The paper "A Framework for the Role of Warehousing In Reverse Logistics by Shad Dowlatshah" is a great example of management article. Reverse logistics (RL) management has become an area of increased focus by organizations. RL refers to a process in which products moves in the opposite direction from the customer or end-user to the producer along the distribution channel. In other words, RL is the process involving the return of goods by customers to the producer for purposes of ensuring proper disposal. Shad Dowlatshah, that, as much as the RL has been an old concept, its importance has been realized in the recent past as companies, both small and large are increasingly embracing RL concept as a way of minimizing waste and cost so as to ensure competitiveness.
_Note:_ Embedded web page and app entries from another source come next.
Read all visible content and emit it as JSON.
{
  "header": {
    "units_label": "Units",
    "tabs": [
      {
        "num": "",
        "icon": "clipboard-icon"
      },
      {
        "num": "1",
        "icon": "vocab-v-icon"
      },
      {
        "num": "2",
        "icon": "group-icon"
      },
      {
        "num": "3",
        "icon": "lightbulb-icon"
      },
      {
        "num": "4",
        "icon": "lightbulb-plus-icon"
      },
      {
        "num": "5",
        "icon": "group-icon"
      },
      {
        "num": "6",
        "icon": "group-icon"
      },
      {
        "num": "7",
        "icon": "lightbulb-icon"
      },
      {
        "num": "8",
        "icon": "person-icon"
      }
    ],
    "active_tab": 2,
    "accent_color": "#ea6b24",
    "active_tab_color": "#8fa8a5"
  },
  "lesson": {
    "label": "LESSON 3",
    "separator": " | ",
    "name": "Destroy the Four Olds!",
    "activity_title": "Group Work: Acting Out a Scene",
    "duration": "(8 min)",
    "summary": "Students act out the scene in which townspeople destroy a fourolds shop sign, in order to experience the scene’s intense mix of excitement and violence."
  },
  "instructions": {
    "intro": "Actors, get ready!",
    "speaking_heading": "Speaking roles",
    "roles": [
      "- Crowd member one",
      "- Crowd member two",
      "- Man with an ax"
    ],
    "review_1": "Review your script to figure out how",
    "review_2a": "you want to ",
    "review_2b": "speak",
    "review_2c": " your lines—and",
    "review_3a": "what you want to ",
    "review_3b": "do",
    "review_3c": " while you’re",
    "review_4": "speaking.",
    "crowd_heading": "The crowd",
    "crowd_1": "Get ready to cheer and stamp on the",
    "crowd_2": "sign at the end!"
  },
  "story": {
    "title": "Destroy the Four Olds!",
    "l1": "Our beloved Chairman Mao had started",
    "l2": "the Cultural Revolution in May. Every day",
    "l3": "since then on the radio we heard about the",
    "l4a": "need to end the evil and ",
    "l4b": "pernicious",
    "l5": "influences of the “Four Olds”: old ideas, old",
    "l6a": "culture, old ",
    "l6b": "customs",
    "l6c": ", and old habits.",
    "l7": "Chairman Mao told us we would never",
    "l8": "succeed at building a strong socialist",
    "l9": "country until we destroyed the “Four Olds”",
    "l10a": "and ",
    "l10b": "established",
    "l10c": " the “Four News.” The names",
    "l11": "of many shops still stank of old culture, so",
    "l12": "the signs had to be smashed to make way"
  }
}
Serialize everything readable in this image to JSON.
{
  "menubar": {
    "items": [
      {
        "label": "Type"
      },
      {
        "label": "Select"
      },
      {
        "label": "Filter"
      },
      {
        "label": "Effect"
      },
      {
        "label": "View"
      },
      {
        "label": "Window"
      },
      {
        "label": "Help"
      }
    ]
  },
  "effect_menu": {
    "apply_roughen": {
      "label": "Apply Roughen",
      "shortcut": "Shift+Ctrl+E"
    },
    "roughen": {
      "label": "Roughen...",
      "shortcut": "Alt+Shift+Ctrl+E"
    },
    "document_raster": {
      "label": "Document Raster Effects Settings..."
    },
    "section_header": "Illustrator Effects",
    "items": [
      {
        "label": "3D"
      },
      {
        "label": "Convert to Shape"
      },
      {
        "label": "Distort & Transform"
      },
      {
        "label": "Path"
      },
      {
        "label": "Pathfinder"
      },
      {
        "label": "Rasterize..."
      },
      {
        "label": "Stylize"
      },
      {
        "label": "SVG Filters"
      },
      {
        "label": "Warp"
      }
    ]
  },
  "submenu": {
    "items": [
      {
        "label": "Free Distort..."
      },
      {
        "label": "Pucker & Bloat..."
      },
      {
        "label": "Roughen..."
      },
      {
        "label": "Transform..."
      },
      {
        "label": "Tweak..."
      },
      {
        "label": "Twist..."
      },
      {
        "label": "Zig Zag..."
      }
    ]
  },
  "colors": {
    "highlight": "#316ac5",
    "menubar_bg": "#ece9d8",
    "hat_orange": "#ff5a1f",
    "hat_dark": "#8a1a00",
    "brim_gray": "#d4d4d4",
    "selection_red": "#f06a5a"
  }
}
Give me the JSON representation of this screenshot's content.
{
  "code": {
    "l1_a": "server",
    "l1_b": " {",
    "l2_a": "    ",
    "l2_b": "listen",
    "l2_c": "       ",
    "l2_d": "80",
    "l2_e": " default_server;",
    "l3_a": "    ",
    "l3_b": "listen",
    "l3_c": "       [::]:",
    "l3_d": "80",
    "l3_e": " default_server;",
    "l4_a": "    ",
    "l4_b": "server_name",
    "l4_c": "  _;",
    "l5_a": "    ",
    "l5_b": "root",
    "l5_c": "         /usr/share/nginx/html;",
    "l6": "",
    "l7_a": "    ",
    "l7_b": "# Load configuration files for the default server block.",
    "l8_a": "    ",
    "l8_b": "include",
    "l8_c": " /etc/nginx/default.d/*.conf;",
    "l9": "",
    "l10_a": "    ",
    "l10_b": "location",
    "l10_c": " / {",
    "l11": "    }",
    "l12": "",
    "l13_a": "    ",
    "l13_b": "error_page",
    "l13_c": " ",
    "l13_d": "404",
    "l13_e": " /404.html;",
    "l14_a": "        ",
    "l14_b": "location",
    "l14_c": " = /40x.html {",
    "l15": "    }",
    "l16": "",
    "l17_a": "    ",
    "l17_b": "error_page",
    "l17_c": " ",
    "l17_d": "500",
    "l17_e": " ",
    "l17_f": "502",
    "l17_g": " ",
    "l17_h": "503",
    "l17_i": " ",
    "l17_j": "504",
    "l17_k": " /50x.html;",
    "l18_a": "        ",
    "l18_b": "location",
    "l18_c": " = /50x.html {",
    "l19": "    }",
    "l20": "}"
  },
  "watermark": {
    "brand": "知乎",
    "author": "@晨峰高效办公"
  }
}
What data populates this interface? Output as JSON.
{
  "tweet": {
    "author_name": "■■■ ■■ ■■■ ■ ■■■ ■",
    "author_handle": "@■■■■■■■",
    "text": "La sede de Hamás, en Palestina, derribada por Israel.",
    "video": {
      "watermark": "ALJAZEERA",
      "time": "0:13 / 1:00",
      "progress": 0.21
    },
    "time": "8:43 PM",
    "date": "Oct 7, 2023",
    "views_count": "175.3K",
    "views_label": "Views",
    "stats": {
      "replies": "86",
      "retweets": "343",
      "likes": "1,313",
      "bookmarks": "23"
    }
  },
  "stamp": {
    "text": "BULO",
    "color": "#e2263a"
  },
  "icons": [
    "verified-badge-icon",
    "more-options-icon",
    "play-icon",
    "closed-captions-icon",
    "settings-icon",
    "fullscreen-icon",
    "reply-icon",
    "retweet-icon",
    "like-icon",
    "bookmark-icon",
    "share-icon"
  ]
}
The author attributes this to the fact that RL adds value to the supply chain by ensuring that returned goods are properly recaptured and managed to ensure added value to the goods. According to Dowlatshah, RL activities have significance in the supply chain in many ways. According to the Manufacturing Business Technology report, about $100 billion in products current flow through RL channels every year cited Dowlatshah (1265).
Unfortunately, as high as 40% of all the products are returned by customers, though this depends on the industry. However, whenever a customer returns a product, this is normally costly to the producer and retailers. In this article, Dowlatshah notes that returned products currently cost American manufacturers and retailers up to $1000 billion annually in lost revenue, handling, disposal, transportation and processing (1265). Apart from the cost factors associated with customer returns, the author notes that such returns also result in lost profitability which they estimate at about 3.8%.
The author also reports another research finding that predicts that product returns could cost an average of $30-$35 in the next few years. Another study cited by the author, however, predicts that the average cost of product returns by customers could reach $50 per item soon cites Dowlatshah (1265). In the U. S., RL cost is estimated at $35 billion every year and £ 6 billion in the UK yearly. Therefore, the author is of the view that organizations need to ensure proper management of their RL operations to ensure success.
In this paper, the author investigated the warehousing factors that are needed for the effective design and implementation of RL activities. Literature Review According to Dowlatshah, designing and implementing an effective RL system is critical in giving a company a competitive edge in an industry (1266). Despite recognition of this importance, there is no literature on the warehouse factors that are necessary for understanding, designing and implementing a working RL system. In the first part of the literature review, the author explores the emerging functions of warehousing in RL.
According to the author, warehousing is no longer just a place for storing goods. Instead, the roles of the warehouse have been evolving over the years and currently include the management of RL operations. According to the author, a warehouse is an important part of the manufacturing business because it ensures the control of the movement of products that are returned by customers through effective space planning in the warehouse. In this respect, the author notes that effective planning of space in a warehouse is a critical requirement in the RL system.
Additionally, Dowlatshah notes that a warehouse should be capable of providing the visibility and functionality that ensures reduces the risk of incurring high carrying cost and obsolescence (1266). Moreover, the author cites that a warehouse plays a critical role in RL operations as it ensures the development of a working logistics functions, transportation, and inventory management.